The original title for “The Disaster Artist,” the movie based on a book based on a bad movie, was “The Masterpiece.” I’m glad they stuck with “The Disaster Artist” because masterpiece is a bit condescending. The bad movie in question is, “The Room” which was released in 2003. Many call it the worst movie ever made.
But Disaster Artist is a perfect title to describe the enigma that is, Tommy Wiseau, the man behind “The Room.” In the last ’90s, Wiseau and Greg Sestero moved to Los Angeles with dreams of making it in the movies. Unfortunately, thousands of other people have the same dream so they were met with the harsh reality that show business is a cutthroat industry.
“It’s a million-to-one and that’s with Brando’s talent,” says Judd Apatow in a cameo. Wiseau and Sestero were no Brando and after a few years with no progress, Wiseau decided to make his own movie.
The result was, “The Room.” I’ve never seen it, but I’ve seen clips and heard stories and so have many others because the film has gained cult status since its middling release fourteen years ago. But what is it really about? Who is Tommy Wiseau? Where did he come from? How old is he and how on earth can he have apartments in San Francisco and Los Angles and drop more than $5 million on a movie without any financiers?
Director and star, James Franco, doesn’t care about answering these questions because to know who Tommy Wiseau is would be to know the unknowable. He could be a vampire for all we know and that is hinted at multiple times in the movie. Instead, Franco tells a story about two friends attempting to follow their dreams without the fear of failure because to not try at all would be the true failure. That’s the Teddy Roosevelt quote, right?

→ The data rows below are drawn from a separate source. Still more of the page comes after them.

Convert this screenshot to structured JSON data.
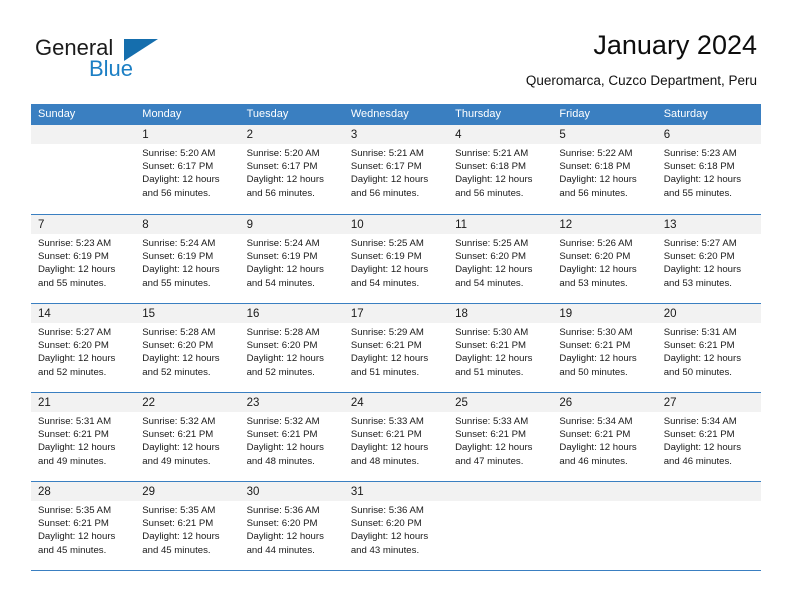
{
  "brand": {
    "name_part1": "General",
    "name_part2": "Blue",
    "triangle_color": "#156ead",
    "blue_color": "#1c7fc4"
  },
  "header": {
    "title": "January 2024",
    "subtitle": "Queromarca, Cuzco Department, Peru"
  },
  "calendar": {
    "header_bg": "#3a7fc1",
    "day_band_bg": "#f2f2f2",
    "weekday_headers": [
      "Sunday",
      "Monday",
      "Tuesday",
      "Wednesday",
      "Thursday",
      "Friday",
      "Saturday"
    ],
    "weeks": [
      [
        {
          "day": "",
          "sunrise": "",
          "sunset": "",
          "daylight_line1": "",
          "daylight_line2": ""
        },
        {
          "day": "1",
          "sunrise": "Sunrise: 5:20 AM",
          "sunset": "Sunset: 6:17 PM",
          "daylight_line1": "Daylight: 12 hours",
          "daylight_line2": "and 56 minutes."
        },
        {
          "day": "2",
          "sunrise": "Sunrise: 5:20 AM",
          "sunset": "Sunset: 6:17 PM",
          "daylight_line1": "Daylight: 12 hours",
          "daylight_line2": "and 56 minutes."
        },
        {
          "day": "3",
          "sunrise": "Sunrise: 5:21 AM",
          "sunset": "Sunset: 6:17 PM",
          "daylight_line1": "Daylight: 12 hours",
          "daylight_line2": "and 56 minutes."
        },
        {
          "day": "4",
          "sunrise": "Sunrise: 5:21 AM",
          "sunset": "Sunset: 6:18 PM",
          "daylight_line1": "Daylight: 12 hours",
          "daylight_line2": "and 56 minutes."
        },
        {
          "day": "5",
          "sunrise": "Sunrise: 5:22 AM",
          "sunset": "Sunset: 6:18 PM",
          "daylight_line1": "Daylight: 12 hours",
          "daylight_line2": "and 56 minutes."
        },
        {
          "day": "6",
          "sunrise": "Sunrise: 5:23 AM",
          "sunset": "Sunset: 6:18 PM",
          "daylight_line1": "Daylight: 12 hours",
          "daylight_line2": "and 55 minutes."
        }
      ],
      [
        {
          "day": "7",
          "sunrise": "Sunrise: 5:23 AM",
          "sunset": "Sunset: 6:19 PM",
          "daylight_line1": "Daylight: 12 hours",
          "daylight_line2": "and 55 minutes."
        },
        {
          "day": "8",
          "sunrise": "Sunrise: 5:24 AM",
          "sunset": "Sunset: 6:19 PM",
          "daylight_line1": "Daylight: 12 hours",
          "daylight_line2": "and 55 minutes."
        },
        {
          "day": "9",
          "sunrise": "Sunrise: 5:24 AM",
          "sunset": "Sunset: 6:19 PM",
          "daylight_line1": "Daylight: 12 hours",
          "daylight_line2": "and 54 minutes."
        },
        {
          "day": "10",
          "sunrise": "Sunrise: 5:25 AM",
          "sunset": "Sunset: 6:19 PM",
          "daylight_line1": "Daylight: 12 hours",
          "daylight_line2": "and 54 minutes."
        },
        {
          "day": "11",
          "sunrise": "Sunrise: 5:25 AM",
          "sunset": "Sunset: 6:20 PM",
          "daylight_line1": "Daylight: 12 hours",
          "daylight_line2": "and 54 minutes."
        },
        {
          "day": "12",
          "sunrise": "Sunrise: 5:26 AM",
          "sunset": "Sunset: 6:20 PM",
          "daylight_line1": "Daylight: 12 hours",
          "daylight_line2": "and 53 minutes."
        },
        {
          "day": "13",
          "sunrise": "Sunrise: 5:27 AM",
          "sunset": "Sunset: 6:20 PM",
          "daylight_line1": "Daylight: 12 hours",
          "daylight_line2": "and 53 minutes."
        }
      ],
      [
        {
          "day": "14",
          "sunrise": "Sunrise: 5:27 AM",
          "sunset": "Sunset: 6:20 PM",
          "daylight_line1": "Daylight: 12 hours",
          "daylight_line2": "and 52 minutes."
        },
        {
          "day": "15",
          "sunrise": "Sunrise: 5:28 AM",
          "sunset": "Sunset: 6:20 PM",
          "daylight_line1": "Daylight: 12 hours",
          "daylight_line2": "and 52 minutes."
        },
        {
          "day": "16",
          "sunrise": "Sunrise: 5:28 AM",
          "sunset": "Sunset: 6:20 PM",
          "daylight_line1": "Daylight: 12 hours",
          "daylight_line2": "and 52 minutes."
        },
        {
          "day": "17",
          "sunrise": "Sunrise: 5:29 AM",
          "sunset": "Sunset: 6:21 PM",
          "daylight_line1": "Daylight: 12 hours",
          "daylight_line2": "and 51 minutes."
        },
        {
          "day": "18",
          "sunrise": "Sunrise: 5:30 AM",
          "sunset": "Sunset: 6:21 PM",
          "daylight_line1": "Daylight: 12 hours",
          "daylight_line2": "and 51 minutes."
        },
        {
          "day": "19",
          "sunrise": "Sunrise: 5:30 AM",
          "sunset": "Sunset: 6:21 PM",
          "daylight_line1": "Daylight: 12 hours",
          "daylight_line2": "and 50 minutes."
        },
        {
          "day": "20",
          "sunrise": "Sunrise: 5:31 AM",
          "sunset": "Sunset: 6:21 PM",
          "daylight_line1": "Daylight: 12 hours",
          "daylight_line2": "and 50 minutes."
        }
      ],
      [
        {
          "day": "21",
          "sunrise": "Sunrise: 5:31 AM",
          "sunset": "Sunset: 6:21 PM",
          "daylight_line1": "Daylight: 12 hours",
          "daylight_line2": "and 49 minutes."
        },
        {
          "day": "22",
          "sunrise": "Sunrise: 5:32 AM",
          "sunset": "Sunset: 6:21 PM",
          "daylight_line1": "Daylight: 12 hours",
          "daylight_line2": "and 49 minutes."
        },
        {
          "day": "23",
          "sunrise": "Sunrise: 5:32 AM",
          "sunset": "Sunset: 6:21 PM",
          "daylight_line1": "Daylight: 12 hours",
          "daylight_line2": "and 48 minutes."
        },
        {
          "day": "24",
          "sunrise": "Sunrise: 5:33 AM",
          "sunset": "Sunset: 6:21 PM",
          "daylight_line1": "Daylight: 12 hours",
          "daylight_line2": "and 48 minutes."
        },
        {
          "day": "25",
          "sunrise": "Sunrise: 5:33 AM",
          "sunset": "Sunset: 6:21 PM",
          "daylight_line1": "Daylight: 12 hours",
          "daylight_line2": "and 47 minutes."
        },
        {
          "day": "26",
          "sunrise": "Sunrise: 5:34 AM",
          "sunset": "Sunset: 6:21 PM",
          "daylight_line1": "Daylight: 12 hours",
          "daylight_line2": "and 46 minutes."
        },
        {
          "day": "27",
          "sunrise": "Sunrise: 5:34 AM",
          "sunset": "Sunset: 6:21 PM",
          "daylight_line1": "Daylight: 12 hours",
          "daylight_line2": "and 46 minutes."
        }
      ],
      [
        {
          "day": "28",
          "sunrise": "Sunrise: 5:35 AM",
          "sunset": "Sunset: 6:21 PM",
          "daylight_line1": "Daylight: 12 hours",
          "daylight_line2": "and 45 minutes."
        },
        {
          "day": "29",
          "sunrise": "Sunrise: 5:35 AM",
          "sunset": "Sunset: 6:21 PM",
          "daylight_line1": "Daylight: 12 hours",
          "daylight_line2": "and 45 minutes."
        },
        {
          "day": "30",
          "sunrise": "Sunrise: 5:36 AM",
          "sunset": "Sunset: 6:20 PM",
          "daylight_line1": "Daylight: 12 hours",
          "daylight_line2": "and 44 minutes."
        },
        {
          "day": "31",
          "sunrise": "Sunrise: 5:36 AM",
          "sunset": "Sunset: 6:20 PM",
          "daylight_line1": "Daylight: 12 hours",
          "daylight_line2": "and 43 minutes."
        },
        {
          "day": "",
          "sunrise": "",
          "sunset": "",
          "daylight_line1": "",
          "daylight_line2": ""
        },
        {
          "day": "",
          "sunrise": "",
          "sunset": "",
          "daylight_line1": "",
          "daylight_line2": ""
        },
        {
          "day": "",
          "sunrise": "",
          "sunset": "",
          "daylight_line1": "",
          "daylight_line2": ""
        }
      ]
    ]
  }
}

Dave Franco plays Sestero and up to this point in his career, I’ve found Dave Franco to be nondescript. He looks like James and talks like James, but he’s a little shorter and seemingly normal and not nearly as mysterious as James which is why Dave is the perfect choice to act opposite his brother in real life. Dave plays the part with genuine sincerity and earnestness.
Like Wiseau, James Franco has always marched to the beat of his own drum. Early in his career it looked like he was going to be just another pretty face anointed the next movie star. Instead, he’s acted in movies, soaps and theater. He’s directed multiple films, wrote books, screenplays, gone back to school and even taught at such universities as USC, UCLA and NYU. He even hosted the Oscars once which we’re not going to talk about. Seriously, Ryan Seacrest thinks James Franco should tone it down.
Franco knows people underestimate him and that’s why he is such a great choice to portray Wiseau. Besides the terrific impression and physical transformation, Franco knows where Wiseau is coming from and he uses that knowledge and drive to give his best performance since “127 Hours.” Not only did he make a movie about a movie, but he’s playing a real-life person who embodies some of his own qualities as an artist. It’s all very meta.
His performance and his direction come from a good place which is important. He isn’t condescending or mocking Wiseau and “The Room” as I mentioned earlier. He’s telling a true story in an honest way and celebrating someone who wasn’t afraid to put himself out there and make something.
A director is only as good as the people he works with and Franco has assembled a great supporting cast including longtime pal Seth Rogen as the script supervisor. It’s mostly a comedic performance but Rogen delivers as does Paul Scheer as the director of photography and the obscenely underused Ari Graynor as Lisa. There’s also a number of memorable cameos.
The attention to detail is also excellent as some of Franco’s shots and framing are spot-on with the original and he showcases those similarities as the film ends with a split-screen montage of scenes from “The Room” versus “The Disaster Artist.”
Tommy Wiseau doesn’t really have any skills as a director, actor or writer but what he lacks in talent he makes up for in ridiculous irrational confidence. When everyone told him no, Wiseau decided okay, I’ll do it myself.
The reception of the finished product might not be what he intended (He claims “The Room” was always supposed to be a comedy), but what Wiseau did is what every artist aspires too: Create something that people love. He apparently did and so has Franco.
“The Disaster Artist” is a sharply-toned satire about a “unique” individual who made a movie so bad it’s become beloved and Franco celebrates that admiration and love.